The Board briefly discussed the shifting of the setting of traffic penalties from the Supreme Court to the Legislature.
Mr. Hall advised that one of the next steps for the Implementation Committee is to determine whether to pursue jury fee increases. He briefly talked about a study/pilot project approach.
Trial Court Coordination Projects
Judge Holman reported that two of the counties have completed their projects. Okanogan County has encountered construction delays, so their final report will be made in September. Judge Holman reminded the Board that each of the projects received $25,000.
Judge Holman reported that King County's project goal was to coordinate services for customers of the three courts in downtown Seattle in an effort to provide information in a way that is accurate, consistent, and easily understood.
During the last reporting period King County was able to accomplish:
1) Customer information was finalized, printed and distributed to appropriate agencies.
2) Web pages now include the ability to download a legal advice definition document and a guide for self-represented litigants.
3) Channels of communication were increased.
4) A customer service curriculum was developed and 48 staff members attended training.
Judge Holman said that Kitsap's goal was to provide all law enforcement, prosecutors, courts and victim advocacy agencies within Kitsap County 24-hours- a-day, seven days-a-week access to all domestic violence related orders.
Judge Holman advised that the development of the website was a major benefit. An additional benefit was the auditing of the orders, which resulted in the discovery that over 60% of the existing orders were not valid. In turn, the court took on a project to hold hearings to eliminate all redundant orders.
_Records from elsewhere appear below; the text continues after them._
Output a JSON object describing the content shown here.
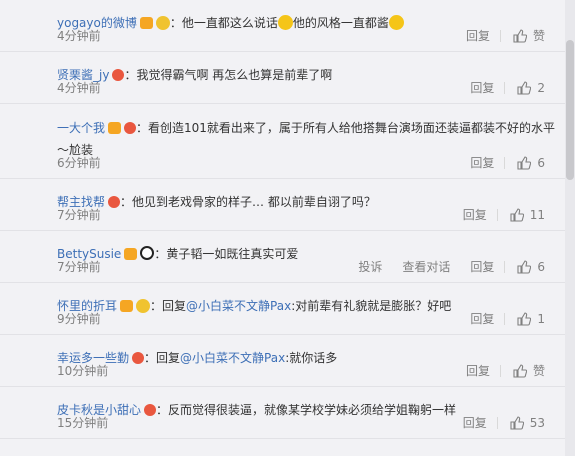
{
  "comments": [
    {
      "user": "yogayo的微博",
      "badges": [
        "vip",
        "gold"
      ],
      "parts": [
        {
          "type": "text",
          "value": "他一直都这么说话"
        },
        {
          "type": "emoji",
          "name": "laugh-emoji"
        },
        {
          "type": "text",
          "value": "他的风格一直都酱"
        },
        {
          "type": "emoji",
          "name": "laugh-emoji"
        }
      ],
      "time": "4分钟前",
      "reply_label": "回复",
      "like_label": "赞",
      "tall": false
    },
    {
      "user": "贤栗酱_jy",
      "badges": [
        "lvl"
      ],
      "parts": [
        {
          "type": "text",
          "value": "我觉得霸气啊 再怎么也算是前辈了啊"
        }
      ],
      "time": "4分钟前",
      "reply_label": "回复",
      "like_label": "2",
      "tall": false
    },
    {
      "user": "一大个我",
      "badges": [
        "vip",
        "lvl"
      ],
      "parts": [
        {
          "type": "text",
          "value": "看创造101就看出来了，属于所有人给他搭舞台演场面还装逼都装不好的水平～尬装"
        }
      ],
      "time": "6分钟前",
      "reply_label": "回复",
      "like_label": "6",
      "tall": true
    },
    {
      "user": "帮主找帮",
      "badges": [
        "lvl"
      ],
      "parts": [
        {
          "type": "text",
          "value": "他见到老戏骨家的样子… 都以前辈自诩了吗？"
        }
      ],
      "time": "7分钟前",
      "reply_label": "回复",
      "like_label": "11",
      "tall": false
    },
    {
      "user": "BettySusie",
      "badges": [
        "vip",
        "panda"
      ],
      "parts": [
        {
          "type": "text",
          "value": "黄子韬一如既往真实可爱"
        }
      ],
      "time": "7分钟前",
      "extra_actions": [
        "投诉",
        "查看对话"
      ],
      "reply_label": "回复",
      "like_label": "6",
      "tall": false
    },
    {
      "user": "怀里的折耳",
      "badges": [
        "vip",
        "gold"
      ],
      "parts": [
        {
          "type": "text",
          "value": "回复"
        },
        {
          "type": "mention",
          "value": "@小白菜不文静Pax"
        },
        {
          "type": "text",
          "value": ":对前辈有礼貌就是膨胀？好吧"
        }
      ],
      "time": "9分钟前",
      "reply_label": "回复",
      "like_label": "1",
      "tall": false
    },
    {
      "user": "幸运多一些勤",
      "badges": [
        "lvl"
      ],
      "parts": [
        {
          "type": "text",
          "value": "回复"
        },
        {
          "type": "mention",
          "value": "@小白菜不文静Pax"
        },
        {
          "type": "text",
          "value": ":就你话多"
        }
      ],
      "time": "10分钟前",
      "reply_label": "回复",
      "like_label": "赞",
      "tall": false
    },
    {
      "user": "皮卡秋是小甜心",
      "badges": [
        "lvl"
      ],
      "parts": [
        {
          "type": "text",
          "value": "反而觉得很装逼，就像某学校学妹必须给学姐鞠躬一样"
        }
      ],
      "time": "15分钟前",
      "reply_label": "回复",
      "like_label": "53",
      "tall": false
    }
  ],
  "colors": {
    "background": "#f2f2f5",
    "username": "#3d6fb6",
    "meta": "#808080"
  }
}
He continued that another project to develop procedures to eliminate inconsistent orders is in the works.
Washington State Bar Association
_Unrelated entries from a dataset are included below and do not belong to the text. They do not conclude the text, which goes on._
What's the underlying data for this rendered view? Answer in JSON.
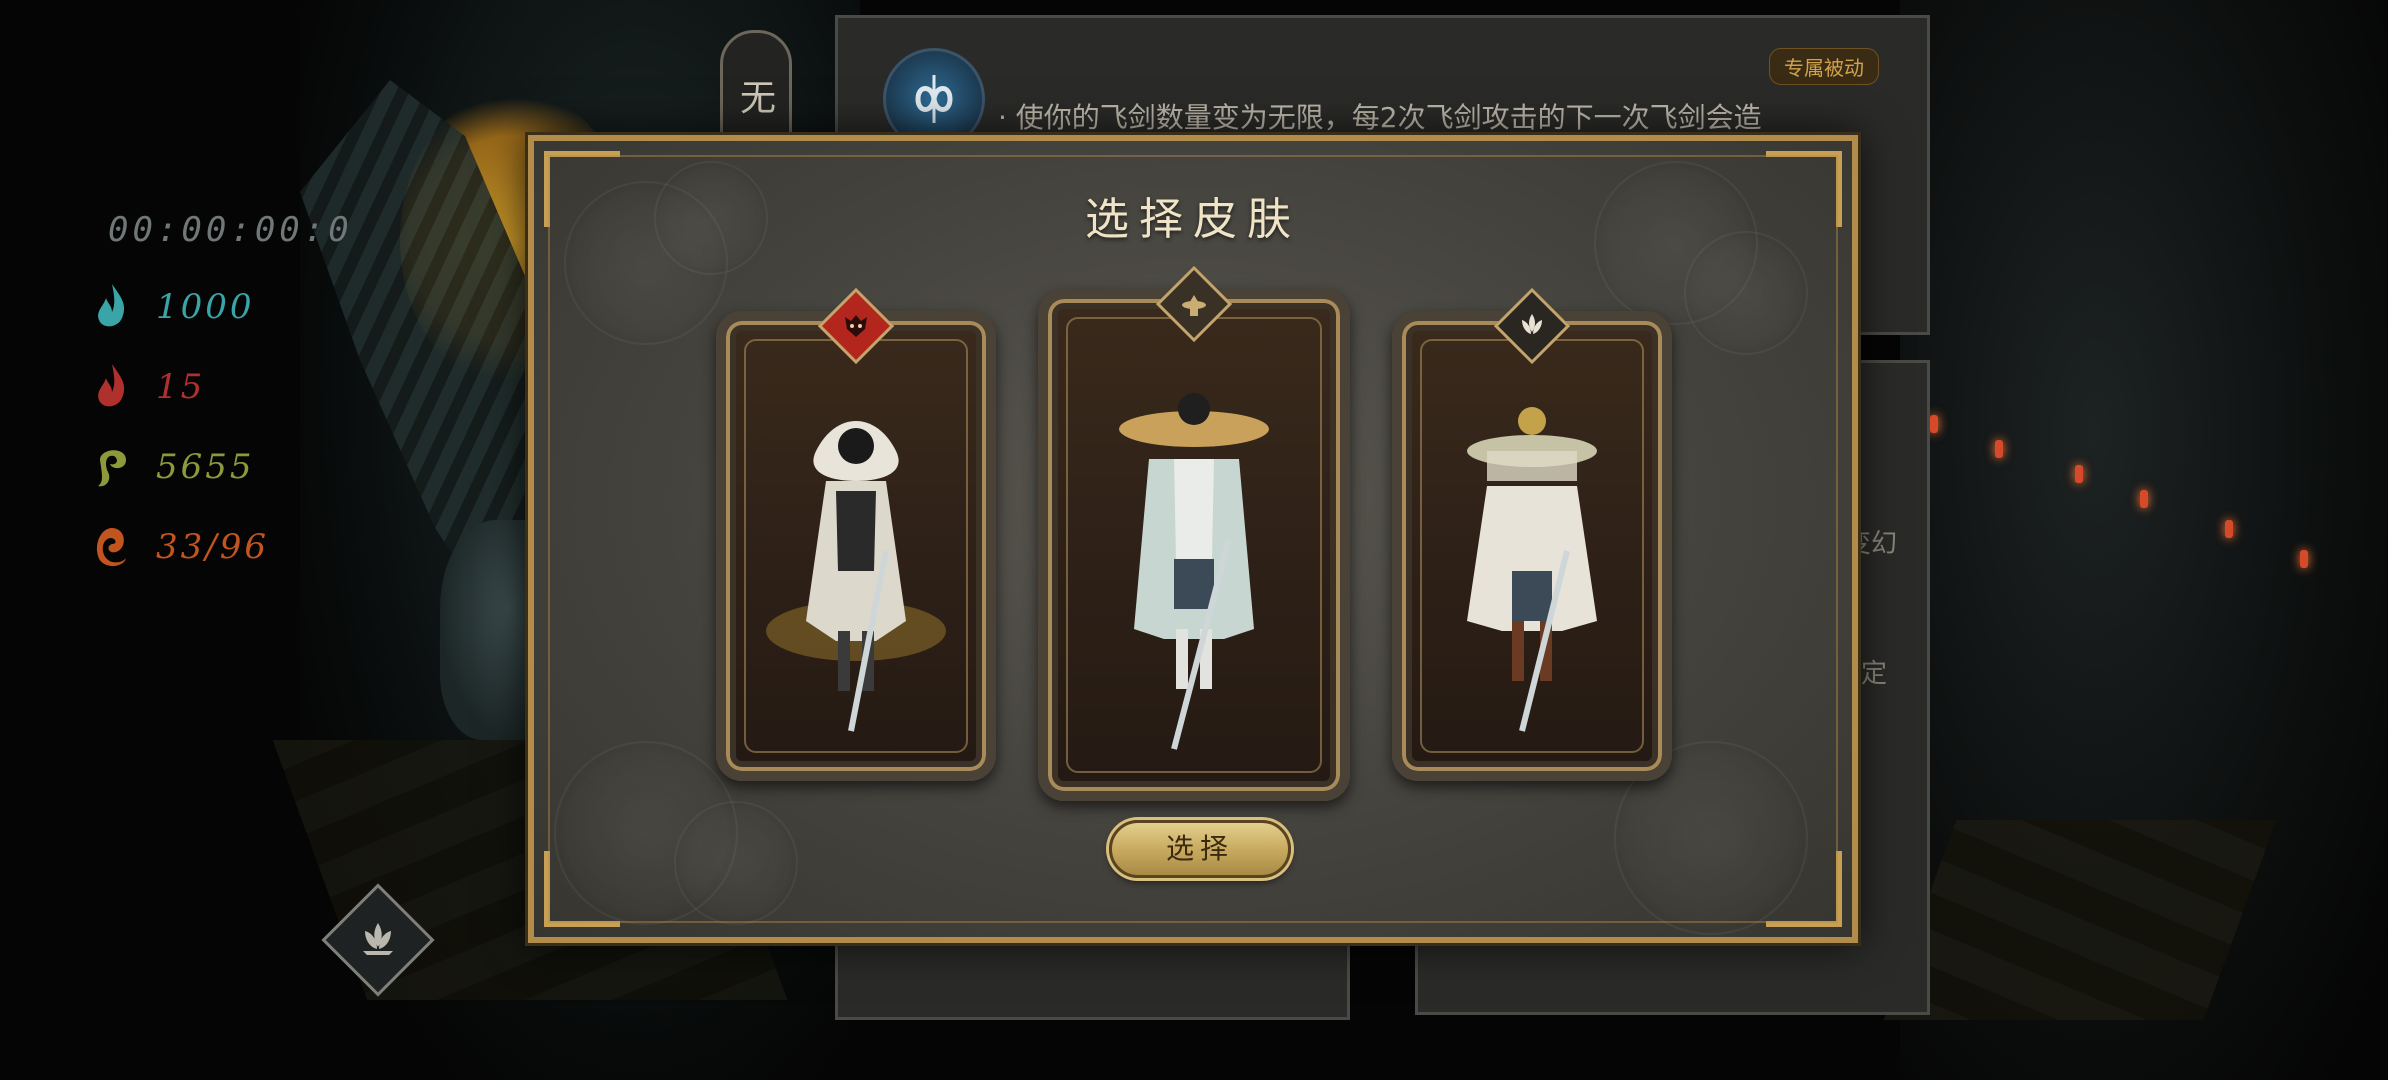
{
  "hud": {
    "timer": "00:00:00:0",
    "stats": [
      {
        "icon": "blue-flame-icon",
        "value": "1000",
        "color": "#3aa5a6"
      },
      {
        "icon": "red-flame-icon",
        "value": "15",
        "color": "#b0302d"
      },
      {
        "icon": "green-spirit-icon",
        "value": "5655",
        "color": "#8e9a3a"
      },
      {
        "icon": "orange-swirl-icon",
        "value": "33/96",
        "color": "#c2551f"
      }
    ]
  },
  "background": {
    "vertical_tab": "无",
    "skill_badge": "专属被动",
    "skill_description": "· 使你的飞剑数量变为无限，每2次飞剑攻击的下一次飞剑会造",
    "side_text_1": "变幻",
    "side_text_2": "定"
  },
  "modal": {
    "title": "选择皮肤",
    "select_button": "选择",
    "skins": [
      {
        "badge_icon": "demon-mask-icon",
        "badge_color": "#b3261e"
      },
      {
        "badge_icon": "straw-hat-icon",
        "badge_color": "#3a3126"
      },
      {
        "badge_icon": "lotus-icon",
        "badge_color": "#2a2622"
      }
    ]
  },
  "colors": {
    "gold_border": "#b18c4a",
    "panel_bg": "#4a4842",
    "title_text": "#efe4c6"
  }
}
Ms. Michels stated that a full report would be made at the August meeting.
Judge Holman reported that Mr. Ward and Ms. Michels had recently attended the Kitsap County Bar Association monthly luncheon. Mr. Ward spoke to the Bar members and received a standing ovation.
Court of Appeals
Judge Becker said they had no report this month.
Judge Fleck reported efforts are continuing to make improvements to the judicial retirement accounts.
Courts of Limited Jurisdiction
Judge Nakata advised that their Board had not met since the June BJA meeting. She noted many DMCJA committees will be very busy this summer, with reports anticipated for September.
Chief Justice Alexander reported that along with Wayne Blair, Ron Ward and Jan Michels, they will make a presentation to the Bar Presidents at the ABA Conference.
There being no further business, the meeting was adjourned.
|Courts | Organizations | News | Opinions | Rules | Forms | Directory | Library|
|Back to Top | Privacy and Disclaimer Notices|